Size converters on the internet throw me off because in the Netherlands I’m a 36, a Small (providing I get a bit of extra room for ‘the ladies’). The converter says that a (German) 36 is a US 8, Medium. A Medium? That sounds big. A US Small is a German 34 however which is way too small for me. Than there’s vanity sizing where clothes companies suddenly called an M an S or the other way around. Has to do with making the customer feel they are smaller than they are? Or guilting them into buying more? I don’t know, I never shop anymore, I’m a hermit in a sheep’s fleece.

pic by Markus Biehal

From knitting I do know a bit about sizing. Size is all about the frame. Your garment has to fit the back of your shoulders and the waist should be about the height of your waist. But you can amend the position of the waist easily (I think). You cannot amend shoulder width easily. Your shoulders is where the garment hangs from, get that size right.

So: I’ll base my ‘size’ for sewing patterns on my frame and plan to adjust the rest. I measured my upperbust and I think for Butterick I’m a 16 with hips going to 14.

(Converter says a US16 is an Xtra Large and a German 44. They are mad. I’d swim in a 44!) Yay, Butterick and Vogue don’t do vanity sizing, they are consistent in their measurements. I’m a 16 in sewing patterns and an 8 when buying of the rack. Mystery solved.

Just let me jot down some numbers here, so I can find them again. A blog is so much more convenient than scribbling on the inside of the carton wrappers of chocolate tablets! It’s Lindt 85% though, so I’ll keep bringing them into the house and scribble away.

pic from lindt.com

my measurements:

upperbust: 92 cm/ 36″

bust: 97 cm/ 38″

waist: 76 cm/30″

hip: 96 cm/ nearly 38″

neck to waist: 40 cm/ 15,75″

bra: 70FF (don’t get me started on bra size converters!)

at 1.61cm/ 5′ 4″ I’m a Miss Petite to Vogue and Butterick patterns. Waist to hip is standard 18 cm/ 7″ in their patterns.

pic by Ariel da Silva Parreira

Things I do not know yet:

Lining. It is important. I believe this is a separate dress you make from the same pattern. You ‘hang’ it in the dress and you attach it to it. It is there to give the outer dress some stability and prevent seeing through and make the outer dress swirl around your body and not cling to it. I think.

O no! I have to learn about ease all over again! knitting stretches and I’ve got a basic of understanding knitting ease now. But sewing!

And seams! There will be seams!

and fabric…. which has bias. And grain. I can’t have grain, I don’t like gluten.

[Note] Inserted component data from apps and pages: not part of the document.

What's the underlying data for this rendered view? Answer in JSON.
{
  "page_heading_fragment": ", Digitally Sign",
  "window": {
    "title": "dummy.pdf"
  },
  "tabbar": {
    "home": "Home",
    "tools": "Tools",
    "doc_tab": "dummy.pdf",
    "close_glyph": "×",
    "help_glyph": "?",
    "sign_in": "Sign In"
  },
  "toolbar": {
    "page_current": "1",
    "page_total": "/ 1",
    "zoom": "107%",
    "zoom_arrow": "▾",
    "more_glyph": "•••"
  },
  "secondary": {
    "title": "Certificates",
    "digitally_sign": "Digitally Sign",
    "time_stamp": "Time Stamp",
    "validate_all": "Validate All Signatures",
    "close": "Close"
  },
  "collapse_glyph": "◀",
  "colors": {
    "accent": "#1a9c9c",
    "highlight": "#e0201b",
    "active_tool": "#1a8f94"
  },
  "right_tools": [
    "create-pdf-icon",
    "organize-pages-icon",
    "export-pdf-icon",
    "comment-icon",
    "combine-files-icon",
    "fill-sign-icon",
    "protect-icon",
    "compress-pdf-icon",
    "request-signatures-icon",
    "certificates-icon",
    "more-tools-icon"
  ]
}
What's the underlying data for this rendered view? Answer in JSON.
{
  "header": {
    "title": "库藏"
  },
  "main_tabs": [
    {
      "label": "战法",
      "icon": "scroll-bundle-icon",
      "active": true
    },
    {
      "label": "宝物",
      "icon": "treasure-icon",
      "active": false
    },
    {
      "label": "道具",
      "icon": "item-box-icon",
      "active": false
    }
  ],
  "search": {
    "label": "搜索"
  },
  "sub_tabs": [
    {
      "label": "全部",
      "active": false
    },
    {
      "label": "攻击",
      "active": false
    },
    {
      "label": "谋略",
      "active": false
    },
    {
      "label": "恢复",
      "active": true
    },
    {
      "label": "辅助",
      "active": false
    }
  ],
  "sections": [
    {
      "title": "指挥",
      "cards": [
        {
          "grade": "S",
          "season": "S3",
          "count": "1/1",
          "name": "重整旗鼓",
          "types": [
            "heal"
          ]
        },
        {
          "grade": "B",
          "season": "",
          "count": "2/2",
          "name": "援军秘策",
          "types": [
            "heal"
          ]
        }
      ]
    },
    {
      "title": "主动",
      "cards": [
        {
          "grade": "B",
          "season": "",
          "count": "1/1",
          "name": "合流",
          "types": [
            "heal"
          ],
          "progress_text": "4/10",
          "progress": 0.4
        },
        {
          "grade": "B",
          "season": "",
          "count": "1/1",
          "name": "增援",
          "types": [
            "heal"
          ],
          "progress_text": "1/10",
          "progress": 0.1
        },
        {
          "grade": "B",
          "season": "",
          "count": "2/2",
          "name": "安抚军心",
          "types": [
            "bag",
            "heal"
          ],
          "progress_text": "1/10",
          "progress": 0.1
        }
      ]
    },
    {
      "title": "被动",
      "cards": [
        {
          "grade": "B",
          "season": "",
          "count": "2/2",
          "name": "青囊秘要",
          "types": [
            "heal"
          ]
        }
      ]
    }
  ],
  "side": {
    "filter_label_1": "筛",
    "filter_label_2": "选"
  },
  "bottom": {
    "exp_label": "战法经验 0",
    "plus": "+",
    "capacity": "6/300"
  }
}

so much more to learn.

A few things to remember:

– make a dummy dress first. This is called a twirl or a voile I believe. Or a toile?

– my sewing machine is a vintage foot treadle. It goes to and fro. No fancy stitches. No fraying fabric. Just keep it simple.

– there’s a lot of hand sewing involved in sewing a garment. That machine is a workhorse. The fine print is done by hand.

– this is a multiple day project (think weeks). Make sure to put your stuff away in an orderly fashion (with notes would be splendid) so you know where to pick it up again. No need to invent the wheel every time you get out the project. A box of its own would be perfect.

– I plan to perfect one pattern, fit it perfectly to my body measurements. Than use that for future dresses.

It will be fun. And for once I showed up on time to participate in a trend!

pic by Zsuzsanna Kilian

Now for fun: go google some pictures of the patterns (try one and try two, not sure these links work), it’s amazing what different dresses these patterns yield. Dresses on real people! I’m already learning so much! Burdastyle.com and PatternReview.com and many more sewing platforms have a lot to offer. So many women generously share their knowledge and experience. I love it and feel part of it, while reposing and reclusing.”